An awful event from the annals of WWII Navy lore and America’s sorry racial heritage is at the center of Paul Leaf’s “Mutiny at Port Chicago,” in its world premiere at the Ruskin Group Theater. The little-known instance of high-level institutional prejudice leading to a mass refusal to obey an order maintains interest, even though its presentation here rarely rises above the pedestrian.
Films have only rarely explored the role of black GIs and swabbies in the “Good War,” stage plays even less often, so Leaf is to be commended in unearthing the 1944 events around San Francisco’s East Bay as evidence of how cruelly they were employed. Most volunteered for combat but, underestimated and considered dispensable, they were shunted into backbreaking but dangerous menial tasks like loading ordnance onto transport ships.

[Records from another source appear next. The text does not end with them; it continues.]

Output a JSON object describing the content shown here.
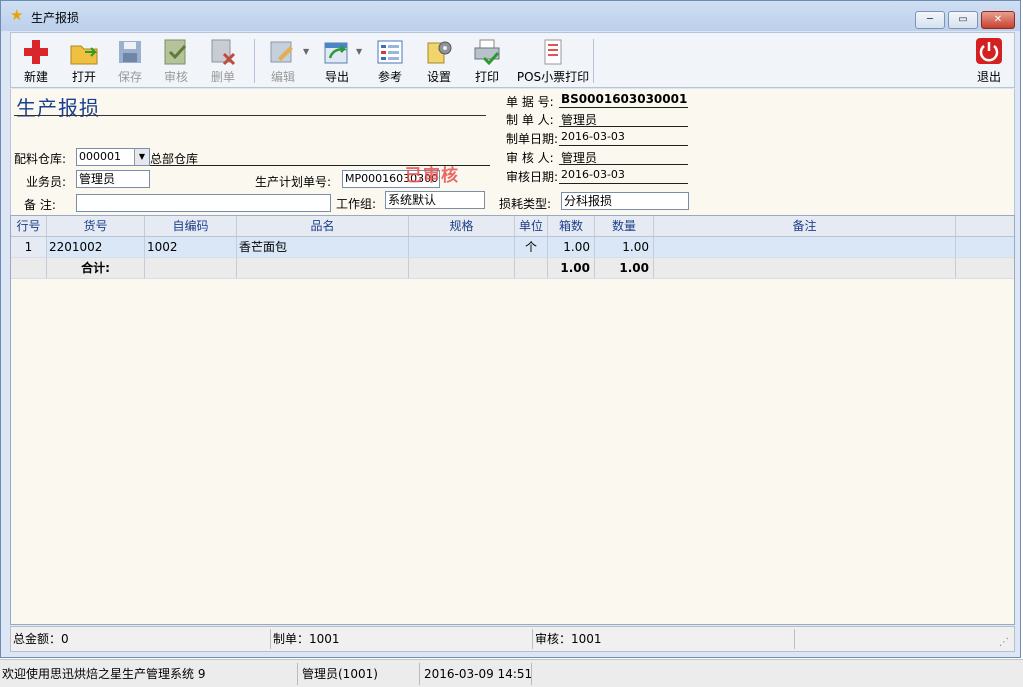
{
  "window": {
    "title": "生产报损"
  },
  "toolbar": {
    "new": "新建",
    "open": "打开",
    "save": "保存",
    "audit": "审核",
    "delete": "删单",
    "edit": "编辑",
    "export": "导出",
    "reference": "参考",
    "settings": "设置",
    "print": "打印",
    "pos_print": "POS小票打印",
    "exit": "退出"
  },
  "form": {
    "heading": "生产报损",
    "doc_no_label": "单 据 号:",
    "doc_no": "BS0001603030001",
    "maker_label": "制 单 人:",
    "maker": "管理员",
    "make_date_label": "制单日期:",
    "make_date": "2016-03-03",
    "auditor_label": "审 核 人:",
    "auditor": "管理员",
    "audit_date_label": "审核日期:",
    "audit_date": "2016-03-03",
    "warehouse_label": "配料仓库:",
    "warehouse_code": "000001",
    "warehouse_name": "总部仓库",
    "salesman_label": "业务员:",
    "salesman": "管理员",
    "plan_no_label": "生产计划单号:",
    "plan_no": "MP0001603030001",
    "stamp": "已审核",
    "remark_label": "备  注:",
    "remark": "",
    "workgroup_label": "工作组:",
    "workgroup": "系统默认",
    "loss_type_label": "损耗类型:",
    "loss_type": "分科报损"
  },
  "grid": {
    "headers": [
      "行号",
      "货号",
      "自编码",
      "品名",
      "规格",
      "单位",
      "箱数",
      "数量",
      "备注"
    ],
    "rows": [
      {
        "line": "1",
        "code": "2201002",
        "self_code": "1002",
        "name": "香芒面包",
        "spec": "",
        "unit": "个",
        "boxes": "1.00",
        "qty": "1.00",
        "note": ""
      }
    ],
    "total": {
      "label": "合计:",
      "boxes": "1.00",
      "qty": "1.00"
    }
  },
  "status": {
    "total_amount": "总金额：0",
    "maker": "制单：1001",
    "auditor": "审核：1001"
  },
  "taskbar": {
    "welcome": "欢迎使用思迅烘焙之星生产管理系统 9",
    "user": "管理员(1001)",
    "datetime": "2016-03-09 14:51"
  },
  "colors": {
    "heading": "#1b3f8c",
    "stamp": "#e4524d",
    "selected_row": "#d9e7f7",
    "form_bg": "#fbf9ef"
  }
}
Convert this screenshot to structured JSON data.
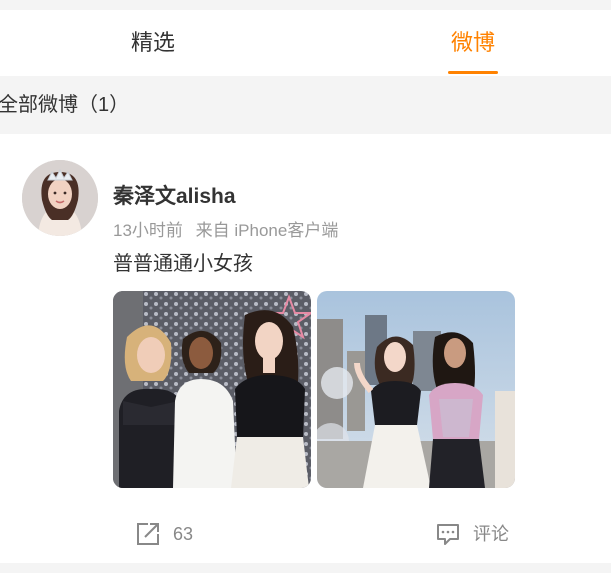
{
  "tabs": [
    {
      "label": "精选",
      "active": false
    },
    {
      "label": "微博",
      "active": true
    }
  ],
  "accent_color": "#ff8200",
  "filter": {
    "label": "全部微博（1）"
  },
  "post": {
    "author": "秦泽文alisha",
    "time": "13小时前",
    "source": "来自 iPhone客户端",
    "text": "普普通通小女孩",
    "images": [
      {
        "alt": "三位女孩合影"
      },
      {
        "alt": "两位女孩户外合影"
      }
    ],
    "actions": {
      "repost": {
        "icon": "share-icon",
        "count": "63"
      },
      "comment": {
        "icon": "comment-icon",
        "label": "评论"
      }
    }
  }
}
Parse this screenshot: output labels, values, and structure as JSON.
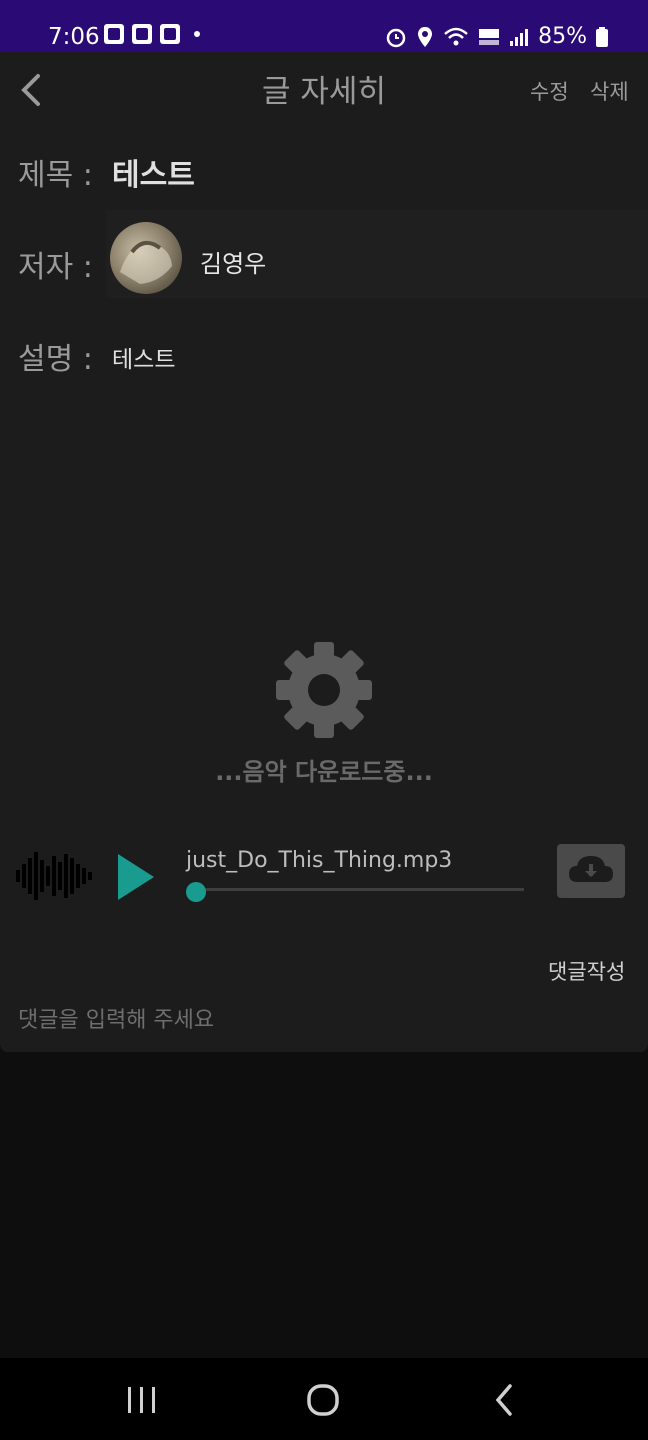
{
  "status": {
    "time": "7:06",
    "battery": "85%"
  },
  "header": {
    "title": "글 자세히",
    "edit_label": "수정",
    "delete_label": "삭제"
  },
  "post": {
    "title_label": "제목 :",
    "title_value": "테스트",
    "author_label": "저자 :",
    "author_name": "김영우",
    "desc_label": "설명 :",
    "desc_value": "테스트"
  },
  "loading": {
    "text": "...음악 다운로드중..."
  },
  "player": {
    "filename": "just_Do_This_Thing.mp3",
    "progress": 0.0
  },
  "comments": {
    "write_label": "댓글작성",
    "input_placeholder": "댓글을 입력해 주세요"
  },
  "colors": {
    "status_bar": "#2a0a74",
    "accent": "#1a9b8f",
    "panel": "#1c1c1c"
  }
}
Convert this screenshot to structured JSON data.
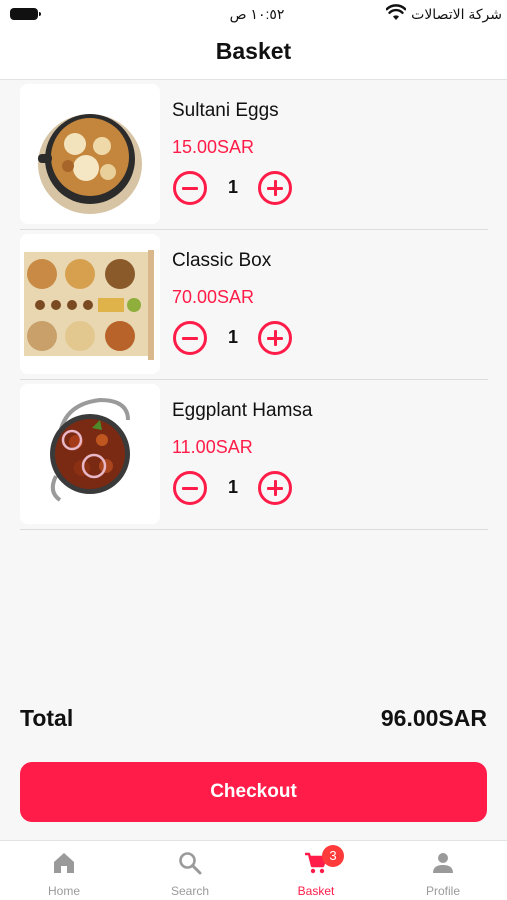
{
  "status_bar": {
    "time": "١٠:٥٢ ص",
    "carrier": "شركة الاتصالات"
  },
  "header": {
    "title": "Basket"
  },
  "items": [
    {
      "name": "Sultani Eggs",
      "price": "15.00SAR",
      "quantity": "1"
    },
    {
      "name": "Classic Box",
      "price": "70.00SAR",
      "quantity": "1"
    },
    {
      "name": "Eggplant Hamsa",
      "price": "11.00SAR",
      "quantity": "1"
    }
  ],
  "summary": {
    "total_label": "Total",
    "total_value": "96.00SAR"
  },
  "checkout": {
    "label": "Checkout"
  },
  "tab_bar": {
    "tabs": [
      {
        "label": "Home",
        "icon": "home-icon"
      },
      {
        "label": "Search",
        "icon": "search-icon"
      },
      {
        "label": "Basket",
        "icon": "cart-icon",
        "badge": "3",
        "active": true
      },
      {
        "label": "Profile",
        "icon": "person-icon"
      }
    ]
  },
  "colors": {
    "accent": "#ff1c48",
    "badge": "#ff3a3a",
    "inactive": "#9a9a9a",
    "background": "#f7f7f7"
  }
}
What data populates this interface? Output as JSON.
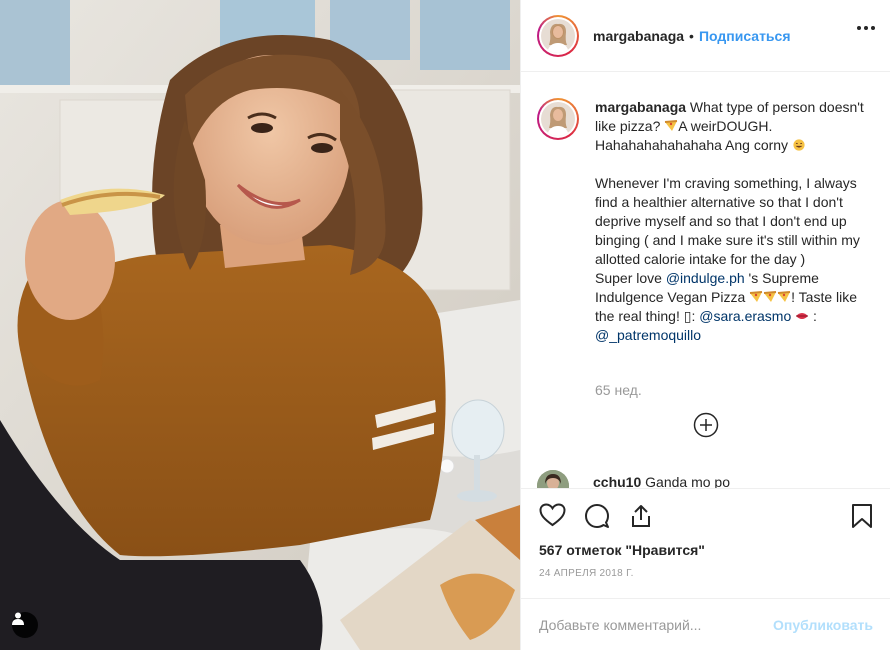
{
  "post": {
    "username": "margabanaga",
    "separator": "•",
    "follow_label": "Подписаться",
    "more_icon": "more-horizontal-icon"
  },
  "caption": {
    "username": "margabanaga",
    "line1": " What type of person doesn't like pizza? ",
    "line2": "A weirDOUGH. Hahahahahahahaha Ang corny ",
    "paragraph": "Whenever I'm craving something, I always find a healthier alternative so that I don't deprive myself and so that I don't end up binging ( and I make sure it's still within my allotted calorie intake for the day )",
    "line3_pre": "Super love ",
    "mention1": "@indulge.ph",
    "line3_post": " 's Supreme Indulgence Vegan Pizza ",
    "line4": "! Taste like the real thing! ",
    "camera_box": "▯",
    "line4_sep": ": ",
    "mention2": "@sara.erasmo",
    "line5_sep": " : ",
    "mention3": "@_patremoquillo"
  },
  "post_age": "65 нед.",
  "comment": {
    "username": "cchu10",
    "text": " Ganda mo po"
  },
  "actions": {
    "like_icon": "heart-icon",
    "comment_icon": "comment-icon",
    "share_icon": "share-icon",
    "save_icon": "bookmark-icon"
  },
  "likes_text": "567 отметок \"Нравится\"",
  "date_text": "24 АПРЕЛЯ 2018 Г.",
  "add_comment": {
    "placeholder": "Добавьте комментарий...",
    "publish_label": "Опубликовать"
  },
  "colors": {
    "link_blue": "#3897f0",
    "mention": "#003569",
    "publish_disabled": "#b2dffc",
    "muted": "#999999",
    "sweater": "#9a5c1f"
  }
}
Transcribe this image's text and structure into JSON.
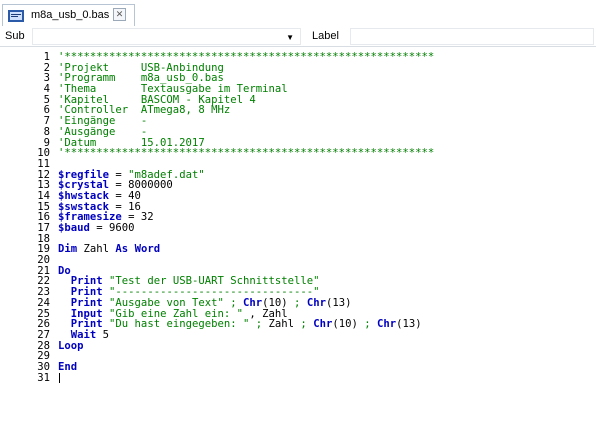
{
  "tab": {
    "title": "m8a_usb_0.bas",
    "close": "✕"
  },
  "toolbar": {
    "sub_label": "Sub",
    "label_label": "Label",
    "sub_value": "",
    "label_value": ""
  },
  "code": [
    {
      "n": "1",
      "parts": [
        {
          "c": "cmt",
          "t": "'**********************************************************"
        }
      ]
    },
    {
      "n": "2",
      "parts": [
        {
          "c": "cmt",
          "t": "'Projekt     USB-Anbindung"
        }
      ]
    },
    {
      "n": "3",
      "parts": [
        {
          "c": "cmt",
          "t": "'Programm    m8a_usb_0.bas"
        }
      ]
    },
    {
      "n": "4",
      "parts": [
        {
          "c": "cmt",
          "t": "'Thema       Textausgabe im Terminal"
        }
      ]
    },
    {
      "n": "5",
      "parts": [
        {
          "c": "cmt",
          "t": "'Kapitel     BASCOM - Kapitel 4"
        }
      ]
    },
    {
      "n": "6",
      "parts": [
        {
          "c": "cmt",
          "t": "'Controller  ATmega8, 8 MHz"
        }
      ]
    },
    {
      "n": "7",
      "parts": [
        {
          "c": "cmt",
          "t": "'Eingänge    -"
        }
      ]
    },
    {
      "n": "8",
      "parts": [
        {
          "c": "cmt",
          "t": "'Ausgänge    -"
        }
      ]
    },
    {
      "n": "9",
      "parts": [
        {
          "c": "cmt",
          "t": "'Datum       15.01.2017"
        }
      ]
    },
    {
      "n": "10",
      "parts": [
        {
          "c": "cmt",
          "t": "'**********************************************************"
        }
      ]
    },
    {
      "n": "11",
      "parts": []
    },
    {
      "n": "12",
      "parts": [
        {
          "c": "kw",
          "t": "$regfile"
        },
        {
          "c": "txt",
          "t": " = "
        },
        {
          "c": "str",
          "t": "\"m8adef.dat\""
        }
      ]
    },
    {
      "n": "13",
      "parts": [
        {
          "c": "kw",
          "t": "$crystal"
        },
        {
          "c": "txt",
          "t": " = 8000000"
        }
      ]
    },
    {
      "n": "14",
      "parts": [
        {
          "c": "kw",
          "t": "$hwstack"
        },
        {
          "c": "txt",
          "t": " = 40"
        }
      ]
    },
    {
      "n": "15",
      "parts": [
        {
          "c": "kw",
          "t": "$swstack"
        },
        {
          "c": "txt",
          "t": " = 16"
        }
      ]
    },
    {
      "n": "16",
      "parts": [
        {
          "c": "kw",
          "t": "$framesize"
        },
        {
          "c": "txt",
          "t": " = 32"
        }
      ]
    },
    {
      "n": "17",
      "parts": [
        {
          "c": "kw",
          "t": "$baud"
        },
        {
          "c": "txt",
          "t": " = 9600"
        }
      ]
    },
    {
      "n": "18",
      "parts": []
    },
    {
      "n": "19",
      "parts": [
        {
          "c": "kw",
          "t": "Dim"
        },
        {
          "c": "txt",
          "t": " Zahl "
        },
        {
          "c": "kw",
          "t": "As"
        },
        {
          "c": "txt",
          "t": " "
        },
        {
          "c": "kw",
          "t": "Word"
        }
      ]
    },
    {
      "n": "20",
      "parts": []
    },
    {
      "n": "21",
      "parts": [
        {
          "c": "kw",
          "t": "Do"
        }
      ]
    },
    {
      "n": "22",
      "parts": [
        {
          "c": "txt",
          "t": "  "
        },
        {
          "c": "kw",
          "t": "Print"
        },
        {
          "c": "txt",
          "t": " "
        },
        {
          "c": "str",
          "t": "\"Test der USB-UART Schnittstelle\""
        }
      ]
    },
    {
      "n": "23",
      "parts": [
        {
          "c": "txt",
          "t": "  "
        },
        {
          "c": "kw",
          "t": "Print"
        },
        {
          "c": "txt",
          "t": " "
        },
        {
          "c": "str",
          "t": "\"-------------------------------\""
        }
      ]
    },
    {
      "n": "24",
      "parts": [
        {
          "c": "txt",
          "t": "  "
        },
        {
          "c": "kw",
          "t": "Print"
        },
        {
          "c": "txt",
          "t": " "
        },
        {
          "c": "str",
          "t": "\"Ausgabe von Text\""
        },
        {
          "c": "str",
          "t": " ; "
        },
        {
          "c": "kw",
          "t": "Chr"
        },
        {
          "c": "txt",
          "t": "(10) "
        },
        {
          "c": "str",
          "t": ";"
        },
        {
          "c": "txt",
          "t": " "
        },
        {
          "c": "kw",
          "t": "Chr"
        },
        {
          "c": "txt",
          "t": "(13)"
        }
      ]
    },
    {
      "n": "25",
      "parts": [
        {
          "c": "txt",
          "t": "  "
        },
        {
          "c": "kw",
          "t": "Input"
        },
        {
          "c": "txt",
          "t": " "
        },
        {
          "c": "str",
          "t": "\"Gib eine Zahl ein: \""
        },
        {
          "c": "txt",
          "t": " , Zahl"
        }
      ]
    },
    {
      "n": "26",
      "parts": [
        {
          "c": "txt",
          "t": "  "
        },
        {
          "c": "kw",
          "t": "Print"
        },
        {
          "c": "txt",
          "t": " "
        },
        {
          "c": "str",
          "t": "\"Du hast eingegeben: \""
        },
        {
          "c": "str",
          "t": " ; "
        },
        {
          "c": "txt",
          "t": "Zahl "
        },
        {
          "c": "str",
          "t": ";"
        },
        {
          "c": "txt",
          "t": " "
        },
        {
          "c": "kw",
          "t": "Chr"
        },
        {
          "c": "txt",
          "t": "(10) "
        },
        {
          "c": "str",
          "t": ";"
        },
        {
          "c": "txt",
          "t": " "
        },
        {
          "c": "kw",
          "t": "Chr"
        },
        {
          "c": "txt",
          "t": "(13)"
        }
      ]
    },
    {
      "n": "27",
      "parts": [
        {
          "c": "txt",
          "t": "  "
        },
        {
          "c": "kw",
          "t": "Wait"
        },
        {
          "c": "txt",
          "t": " 5"
        }
      ]
    },
    {
      "n": "28",
      "parts": [
        {
          "c": "kw",
          "t": "Loop"
        }
      ]
    },
    {
      "n": "29",
      "parts": []
    },
    {
      "n": "30",
      "parts": [
        {
          "c": "kw",
          "t": "End"
        }
      ]
    },
    {
      "n": "31",
      "parts": []
    }
  ],
  "icons": {
    "file": "bas-file-icon",
    "close": "close-icon",
    "dropdown": "dropdown-arrow-icon"
  }
}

When two vessels exploded on July 17, 1944, two-thirds of the 320 dead were African-Americans. And when hundreds of survivors balked at further ammo-hauling without safety precautions, it wasn’t insubordination but mutiny with which 50 were charged — the largest such case in U.S. naval history.
Leaf has done the research but has not translated it into genuine drama. Exposition is shoveled out in ho-hum direct address, with multiple meaningful pauses inserted as if fearing we would otherwise fail to appreciate the situation’s gravity.
The four strong thesps chosen to represent the accused 50 (Pedro Coiscou, Durant Fowler, and especially Eric Bivens-Bush and J. Teddy Garces) engage in persuasive service roughhouse, and get in some good licks while on the witness stand. There’s tension in the courtroom scenes, even in a patently kangaroo court whose inquisition holds no mysteries because any question of the men’s innocence has already been cleared up for us.
But again, it’s as if the story can’t be trusted to evoke the right emotions, for the seamen are all written as one-dimensionally noble, while the top brass are a snarling pack of unregenerate racists and snobs, not a moral qualm among the bunch. (One of the worst of these men issues a shamed mea culpa during the epilogue, but since there’s no hint of ambivalence in his character up to that point, the reversal doesn’t convince.)
The underreported Port Chicago tragedy continues to await a mature, complex telling. In the meantime, helmer Leaf — who breaks up his play’s rhythms with needless clunky blackouts — should issue his officers a direct order to take greater command of their lines.